While Joe Biden and the Democrats rejoice in their premature victory, the Republicans are busy trying to figure out the what, when, where, and most importantly why they lost the election. Well, they might not have to look that far according to the Public Interest Legal Foundation (PILF) who filed a lawsuit alleging there were tens of thousands of dead voters still on the roll in Pennsylvania. It was the same state that would need close to a week to count the final votes and declare Biden the winner. The lawsuit goes on to hold the state accountable for failing to maintain voter registration records.

The lawsuit also stated, “As of October 7, 2020, at least 9,212 registrants have been dead for at least five years, at least 1,990 registrants have been dead for at least ten years, and at least 197 registrants have been dead for at least twenty years … Pennsylvania still left the names of more than 21,000 dead individuals on the voter rolls less than a month before one of the most consequential general elections for federal officeholders in many years.”

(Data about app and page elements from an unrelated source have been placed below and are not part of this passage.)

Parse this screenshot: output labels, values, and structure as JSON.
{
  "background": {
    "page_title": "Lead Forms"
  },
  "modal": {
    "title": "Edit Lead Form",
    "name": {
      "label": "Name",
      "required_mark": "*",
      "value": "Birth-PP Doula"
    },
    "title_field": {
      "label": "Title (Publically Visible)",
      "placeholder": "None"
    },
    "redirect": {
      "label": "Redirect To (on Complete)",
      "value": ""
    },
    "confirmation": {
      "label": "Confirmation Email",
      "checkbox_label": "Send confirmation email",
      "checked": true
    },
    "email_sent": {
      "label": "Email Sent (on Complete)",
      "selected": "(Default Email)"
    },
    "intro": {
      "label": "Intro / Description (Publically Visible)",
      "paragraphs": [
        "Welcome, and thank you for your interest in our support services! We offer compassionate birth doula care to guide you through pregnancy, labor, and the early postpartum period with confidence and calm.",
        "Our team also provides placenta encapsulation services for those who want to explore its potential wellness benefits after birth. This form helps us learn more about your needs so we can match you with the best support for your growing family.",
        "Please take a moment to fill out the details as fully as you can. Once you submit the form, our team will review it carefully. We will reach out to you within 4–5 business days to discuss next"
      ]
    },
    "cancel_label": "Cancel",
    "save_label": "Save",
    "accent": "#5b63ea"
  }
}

But it doesn’t stop there as in 2016 and 2018 the lawsuit also found that 216 people voted while being deceased. While it’s unclear as to who they may have voted for, it should be alarming as to who is casting these votes. Just a few days ago, a computer “glitch” accidentally changed Republican votes to Democrat.

However, while the claims made by PILF were unsettling and gave many citizens additional reason for doubt with regards to election integrity, Judge John Jones and others in Pennsylvania quickly refuted much of the data presented by PILF and provided explanation as to why their data was in fact not accurate.

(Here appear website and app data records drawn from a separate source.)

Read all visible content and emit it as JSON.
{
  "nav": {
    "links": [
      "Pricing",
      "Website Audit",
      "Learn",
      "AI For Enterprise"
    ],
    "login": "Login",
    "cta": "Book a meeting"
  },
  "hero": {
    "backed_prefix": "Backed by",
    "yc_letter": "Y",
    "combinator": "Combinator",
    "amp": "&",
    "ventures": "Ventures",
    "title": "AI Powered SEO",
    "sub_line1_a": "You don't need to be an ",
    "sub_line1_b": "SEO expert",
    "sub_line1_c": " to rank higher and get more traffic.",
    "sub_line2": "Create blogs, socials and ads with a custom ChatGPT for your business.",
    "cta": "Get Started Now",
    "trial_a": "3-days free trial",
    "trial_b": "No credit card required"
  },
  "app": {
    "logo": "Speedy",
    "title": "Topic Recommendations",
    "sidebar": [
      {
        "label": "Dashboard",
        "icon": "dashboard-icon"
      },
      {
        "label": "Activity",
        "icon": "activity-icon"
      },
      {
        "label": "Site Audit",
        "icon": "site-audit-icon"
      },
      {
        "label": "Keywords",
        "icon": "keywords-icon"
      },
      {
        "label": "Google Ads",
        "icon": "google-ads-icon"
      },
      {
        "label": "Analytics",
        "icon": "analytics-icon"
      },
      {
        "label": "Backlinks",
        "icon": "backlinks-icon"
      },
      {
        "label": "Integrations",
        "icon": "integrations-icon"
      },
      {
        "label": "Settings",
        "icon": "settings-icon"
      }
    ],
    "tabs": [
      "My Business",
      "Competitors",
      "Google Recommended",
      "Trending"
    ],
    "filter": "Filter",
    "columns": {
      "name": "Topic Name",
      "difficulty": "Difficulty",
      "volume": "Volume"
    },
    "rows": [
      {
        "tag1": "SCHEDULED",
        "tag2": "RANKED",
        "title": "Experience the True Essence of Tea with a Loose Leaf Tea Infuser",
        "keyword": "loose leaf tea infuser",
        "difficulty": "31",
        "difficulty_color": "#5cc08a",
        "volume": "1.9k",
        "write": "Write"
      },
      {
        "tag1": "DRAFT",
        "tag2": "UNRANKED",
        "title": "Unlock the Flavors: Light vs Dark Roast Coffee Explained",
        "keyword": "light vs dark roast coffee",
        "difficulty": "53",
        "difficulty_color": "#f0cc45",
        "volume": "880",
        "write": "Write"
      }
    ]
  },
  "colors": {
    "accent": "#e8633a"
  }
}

Still, though PILF’s claims seem to be debunked in part, if not entirely, with more and more stories coming out about dead voters and computer glitches across the country there has never been a time where transparency is needed more for the sake of the country and election integrity moving forward. That is something that all parties should be able to agree upon.

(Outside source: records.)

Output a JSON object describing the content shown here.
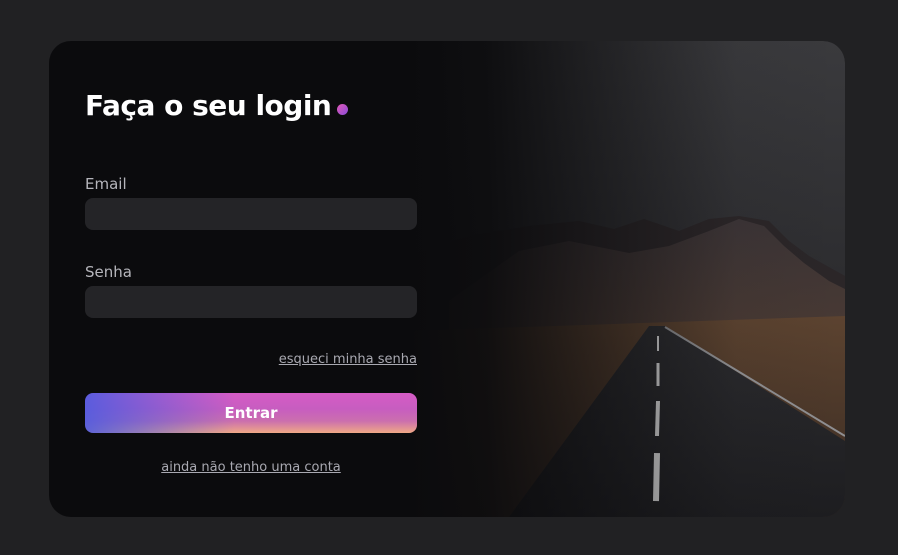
{
  "login": {
    "title": "Faça o seu login",
    "email_label": "Email",
    "email_value": "",
    "password_label": "Senha",
    "password_value": "",
    "forgot_password_link": "esqueci minha senha",
    "submit_label": "Entrar",
    "signup_link": "ainda não tenho uma conta"
  },
  "colors": {
    "background": "#212123",
    "card": "#0b0b0d",
    "input": "#242427",
    "accent_gradient": [
      "#5a5ce0",
      "#d65cc6",
      "#f7b87e"
    ]
  },
  "icons": {
    "title_dot": "gradient-dot-icon"
  },
  "image": {
    "subject": "road-through-mountains-photo"
  }
}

Note: This article was updated on 30 November 2020 to reflect changes made to the title, as well as within the body. Claims made in the original article were based on allegations and the current version has been updated to reflect as much.